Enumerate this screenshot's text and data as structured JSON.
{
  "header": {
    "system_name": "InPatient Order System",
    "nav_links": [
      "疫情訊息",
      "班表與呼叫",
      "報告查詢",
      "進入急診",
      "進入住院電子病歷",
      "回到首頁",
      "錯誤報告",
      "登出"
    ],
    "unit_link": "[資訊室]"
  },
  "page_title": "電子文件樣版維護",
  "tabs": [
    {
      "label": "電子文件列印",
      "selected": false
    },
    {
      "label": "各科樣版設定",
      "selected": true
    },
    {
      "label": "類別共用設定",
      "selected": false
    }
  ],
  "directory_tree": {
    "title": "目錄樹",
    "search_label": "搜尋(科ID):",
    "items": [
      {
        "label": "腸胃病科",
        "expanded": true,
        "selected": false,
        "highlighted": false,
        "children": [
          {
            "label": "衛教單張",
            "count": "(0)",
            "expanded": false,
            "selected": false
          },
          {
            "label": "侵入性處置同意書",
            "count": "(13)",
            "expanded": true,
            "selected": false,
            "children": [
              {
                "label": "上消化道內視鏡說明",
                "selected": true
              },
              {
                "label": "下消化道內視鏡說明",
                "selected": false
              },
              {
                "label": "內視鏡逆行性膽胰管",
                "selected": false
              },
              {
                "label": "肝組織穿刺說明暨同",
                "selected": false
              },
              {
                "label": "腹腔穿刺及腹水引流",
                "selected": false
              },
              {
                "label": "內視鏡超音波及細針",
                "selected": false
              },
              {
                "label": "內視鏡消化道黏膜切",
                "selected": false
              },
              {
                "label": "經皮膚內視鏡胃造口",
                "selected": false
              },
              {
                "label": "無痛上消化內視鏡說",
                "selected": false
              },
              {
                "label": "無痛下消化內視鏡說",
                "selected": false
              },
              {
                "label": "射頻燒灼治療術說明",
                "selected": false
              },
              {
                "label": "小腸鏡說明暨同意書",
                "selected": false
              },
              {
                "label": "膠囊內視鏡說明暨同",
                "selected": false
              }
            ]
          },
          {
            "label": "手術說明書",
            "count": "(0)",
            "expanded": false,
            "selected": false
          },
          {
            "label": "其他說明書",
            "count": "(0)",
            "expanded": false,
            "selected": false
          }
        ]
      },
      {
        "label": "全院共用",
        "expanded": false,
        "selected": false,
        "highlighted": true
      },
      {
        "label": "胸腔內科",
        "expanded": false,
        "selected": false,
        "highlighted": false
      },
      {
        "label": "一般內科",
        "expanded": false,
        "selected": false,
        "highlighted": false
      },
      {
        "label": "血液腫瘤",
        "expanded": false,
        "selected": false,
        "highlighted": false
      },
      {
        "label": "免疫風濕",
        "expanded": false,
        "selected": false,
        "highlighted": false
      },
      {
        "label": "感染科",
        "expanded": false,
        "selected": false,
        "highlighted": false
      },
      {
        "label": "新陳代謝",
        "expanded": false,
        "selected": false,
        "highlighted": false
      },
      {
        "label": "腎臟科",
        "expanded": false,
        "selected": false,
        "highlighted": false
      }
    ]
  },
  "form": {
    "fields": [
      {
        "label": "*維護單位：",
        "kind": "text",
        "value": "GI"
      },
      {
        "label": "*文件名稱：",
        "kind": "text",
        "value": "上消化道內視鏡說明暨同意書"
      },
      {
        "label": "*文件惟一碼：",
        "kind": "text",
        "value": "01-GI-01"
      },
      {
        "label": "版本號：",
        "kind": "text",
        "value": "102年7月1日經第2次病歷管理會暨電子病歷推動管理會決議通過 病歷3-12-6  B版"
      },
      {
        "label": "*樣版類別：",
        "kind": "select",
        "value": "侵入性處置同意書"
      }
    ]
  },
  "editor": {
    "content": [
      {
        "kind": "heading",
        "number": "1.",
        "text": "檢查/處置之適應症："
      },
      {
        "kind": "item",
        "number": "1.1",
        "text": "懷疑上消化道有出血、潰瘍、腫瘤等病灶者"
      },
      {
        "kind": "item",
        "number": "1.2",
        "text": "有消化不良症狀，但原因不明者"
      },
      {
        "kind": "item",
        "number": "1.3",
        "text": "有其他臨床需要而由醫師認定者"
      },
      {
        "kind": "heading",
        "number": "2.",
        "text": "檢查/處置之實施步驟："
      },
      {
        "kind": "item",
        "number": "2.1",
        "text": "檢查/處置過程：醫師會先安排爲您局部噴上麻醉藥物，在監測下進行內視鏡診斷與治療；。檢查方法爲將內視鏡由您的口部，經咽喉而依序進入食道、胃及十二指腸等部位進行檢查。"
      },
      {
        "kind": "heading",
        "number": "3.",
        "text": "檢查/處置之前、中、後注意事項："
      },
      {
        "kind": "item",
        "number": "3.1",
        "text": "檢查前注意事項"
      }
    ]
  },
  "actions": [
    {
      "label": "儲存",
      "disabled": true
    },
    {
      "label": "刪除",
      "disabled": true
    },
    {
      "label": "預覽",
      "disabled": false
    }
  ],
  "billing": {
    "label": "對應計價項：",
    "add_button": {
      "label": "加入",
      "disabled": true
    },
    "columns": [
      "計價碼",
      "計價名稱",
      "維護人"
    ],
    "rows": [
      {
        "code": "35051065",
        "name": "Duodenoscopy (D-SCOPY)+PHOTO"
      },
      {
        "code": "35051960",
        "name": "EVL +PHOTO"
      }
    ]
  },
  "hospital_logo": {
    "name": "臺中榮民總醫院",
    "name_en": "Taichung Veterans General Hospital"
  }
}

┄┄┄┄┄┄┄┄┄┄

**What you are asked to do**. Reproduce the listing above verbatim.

**Response below**.
Enumerate this screenshot's text and data as structured JSON.
{
  "header": {
    "system_name": "InPatient Order System",
    "nav_links": [
      "疫情訊息",
      "班表與呼叫",
      "報告查詢",
      "進入急診",
      "進入住院電子病歷",
      "回到首頁",
      "錯誤報告",
      "登出"
    ],
    "unit_link": "[資訊室]"
  },
  "page_title": "電子文件樣版維護",
  "tabs": [
    {
      "label": "電子文件列印",
      "selected": false
    },
    {
      "label": "各科樣版設定",
      "selected": true
    },
    {
      "label": "類別共用設定",
      "selected": false
    }
  ],
  "directory_tree": {
    "title": "目錄樹",
    "search_label": "搜尋(科ID):",
    "items": [
      {
        "label": "腸胃病科",
        "expanded": true,
        "selected": false,
        "highlighted": false,
        "children": [
          {
            "label": "衛教單張",
            "count": "(0)",
            "expanded": false,
            "selected": false
          },
          {
            "label": "侵入性處置同意書",
            "count": "(13)",
            "expanded": true,
            "selected": false,
            "children": [
              {
                "label": "上消化道內視鏡說明",
                "selected": true
              },
              {
                "label": "下消化道內視鏡說明",
                "selected": false
              },
              {
                "label": "內視鏡逆行性膽胰管",
                "selected": false
              },
              {
                "label": "肝組織穿刺說明暨同",
                "selected": false
              },
              {
                "label": "腹腔穿刺及腹水引流",
                "selected": false
              },
              {
                "label": "內視鏡超音波及細針",
                "selected": false
              },
              {
                "label": "內視鏡消化道黏膜切",
                "selected": false
              },
              {
                "label": "經皮膚內視鏡胃造口",
                "selected": false
              },
              {
                "label": "無痛上消化內視鏡說",
                "selected": false
              },
              {
                "label": "無痛下消化內視鏡說",
                "selected": false
              },
              {
                "label": "射頻燒灼治療術說明",
                "selected": false
              },
              {
                "label": "小腸鏡說明暨同意書",
                "selected": false
              },
              {
                "label": "膠囊內視鏡說明暨同",
                "selected": false
              }
            ]
          },
          {
            "label": "手術說明書",
            "count": "(0)",
            "expanded": false,
            "selected": false
          },
          {
            "label": "其他說明書",
            "count": "(0)",
            "expanded": false,
            "selected": false
          }
        ]
      },
      {
        "label": "全院共用",
        "expanded": false,
        "selected": false,
        "highlighted": true
      },
      {
        "label": "胸腔內科",
        "expanded": false,
        "selected": false,
        "highlighted": false
      },
      {
        "label": "一般內科",
        "expanded": false,
        "selected": false,
        "highlighted": false
      },
      {
        "label": "血液腫瘤",
        "expanded": false,
        "selected": false,
        "highlighted": false
      },
      {
        "label": "免疫風濕",
        "expanded": false,
        "selected": false,
        "highlighted": false
      },
      {
        "label": "感染科",
        "expanded": false,
        "selected": false,
        "highlighted": false
      },
      {
        "label": "新陳代謝",
        "expanded": false,
        "selected": false,
        "highlighted": false
      },
      {
        "label": "腎臟科",
        "expanded": false,
        "selected": false,
        "highlighted": false
      }
    ]
  },
  "form": {
    "fields": [
      {
        "label": "*維護單位：",
        "kind": "text",
        "value": "GI"
      },
      {
        "label": "*文件名稱：",
        "kind": "text",
        "value": "上消化道內視鏡說明暨同意書"
      },
      {
        "label": "*文件惟一碼：",
        "kind": "text",
        "value": "01-GI-01"
      },
      {
        "label": "版本號：",
        "kind": "text",
        "value": "102年7月1日經第2次病歷管理會暨電子病歷推動管理會決議通過 病歷3-12-6  B版"
      },
      {
        "label": "*樣版類別：",
        "kind": "select",
        "value": "侵入性處置同意書"
      }
    ]
  },
  "editor": {
    "content": [
      {
        "kind": "heading",
        "number": "1.",
        "text": "檢查/處置之適應症："
      },
      {
        "kind": "item",
        "number": "1.1",
        "text": "懷疑上消化道有出血、潰瘍、腫瘤等病灶者"
      },
      {
        "kind": "item",
        "number": "1.2",
        "text": "有消化不良症狀，但原因不明者"
      },
      {
        "kind": "item",
        "number": "1.3",
        "text": "有其他臨床需要而由醫師認定者"
      },
      {
        "kind": "heading",
        "number": "2.",
        "text": "檢查/處置之實施步驟："
      },
      {
        "kind": "item",
        "number": "2.1",
        "text": "檢查/處置過程：醫師會先安排爲您局部噴上麻醉藥物，在監測下進行內視鏡診斷與治療；。檢查方法爲將內視鏡由您的口部，經咽喉而依序進入食道、胃及十二指腸等部位進行檢查。"
      },
      {
        "kind": "heading",
        "number": "3.",
        "text": "檢查/處置之前、中、後注意事項："
      },
      {
        "kind": "item",
        "number": "3.1",
        "text": "檢查前注意事項"
      }
    ]
  },
  "actions": [
    {
      "label": "儲存",
      "disabled": true
    },
    {
      "label": "刪除",
      "disabled": true
    },
    {
      "label": "預覽",
      "disabled": false
    }
  ],
  "billing": {
    "label": "對應計價項：",
    "add_button": {
      "label": "加入",
      "disabled": true
    },
    "columns": [
      "計價碼",
      "計價名稱",
      "維護人"
    ],
    "rows": [
      {
        "code": "35051065",
        "name": "Duodenoscopy (D-SCOPY)+PHOTO"
      },
      {
        "code": "35051960",
        "name": "EVL +PHOTO"
      }
    ]
  },
  "hospital_logo": {
    "name": "臺中榮民總醫院",
    "name_en": "Taichung Veterans General Hospital"
  }
}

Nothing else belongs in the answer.